I can work out again! (For a little bit.) I was taking it easy the last few months of ABVD, and for the past month, I’ve been easing back into a routine with a few kickboxing classes here and there and yoga at home. I’m still under orders not to overdo it. And I’m still supposed to avoid germs, so I won’t be joining a gym (or maybe even going back to boot camp) for awhile. Sadly, being around so much of other people’s bodily fluids is also off the table, so Bikram yoga (my absolute favorite type of yoga) is still on hold. But I am going to a few classes where I don’t have to touch equipment, and I have my home workouts to do. I’ll obviously have to take three weeks (and longer after that) off from working out. These long stretches of not exercising from chemo, surgeries and procedures aren’t ideal, but I’m going to try to build my strength up for the next few months for the fight ahead.
I have control over the space heater. Mostly. I came across this study that found cold environments make cancer cells spread faster, and that’s my argument this winter for when I position myself between the apartment heater and the space heater like a slice of bread that needs to be toasted.
I have a new bath mat. This probably doesn’t rank with the others, but our old bath mat towel was in pretty bad shape. And this is coming from someone who never buys towels. I had maybe purchased a few in my adult life, but until I acquired my boyfriend’s towels, I never knew towels could be so soft and thirsty and good at drying things. I don’t remember my family ever buying towels. I know they did at some point in the early ’80s when they went to a Cannon outlet.
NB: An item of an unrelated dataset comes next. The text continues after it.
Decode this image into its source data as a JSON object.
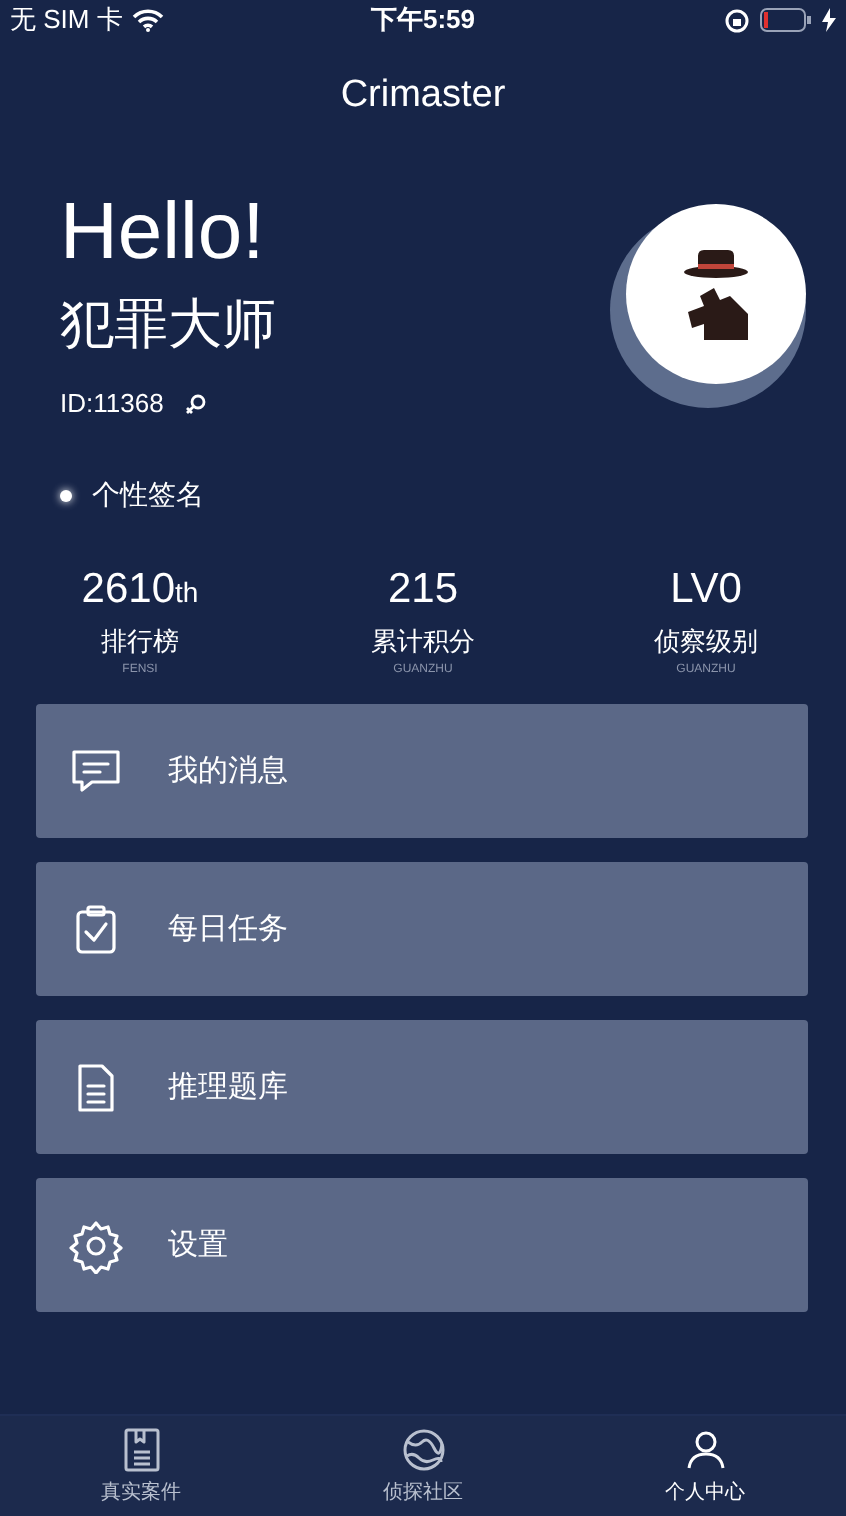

They don’t make towels like they used to. And they don’t make cheap towels like they used to, either, so you can see my reluctance at buying a new one. (If I had a time machine, in addition to going to see great bands in their heydays, I would also pick up some towels.) So the purchase I made yesterday, to avoid Black Friday madness, is a pretty big one for me.
I know there are things I’m leaving out. This latest treatment doesn’t have many side effects, so I hope to have as normal a time as possible before doing the stem cell transplant. And even with the ABVD this summer, I managed to go to concerts, to the beach (shaded by an umbrella) and generally do my favorite things. My preferred winter activity is staying inside, so I’ll be relaxing. Aside from the whole cancer thing, I still feel like one of the luckiest people ever.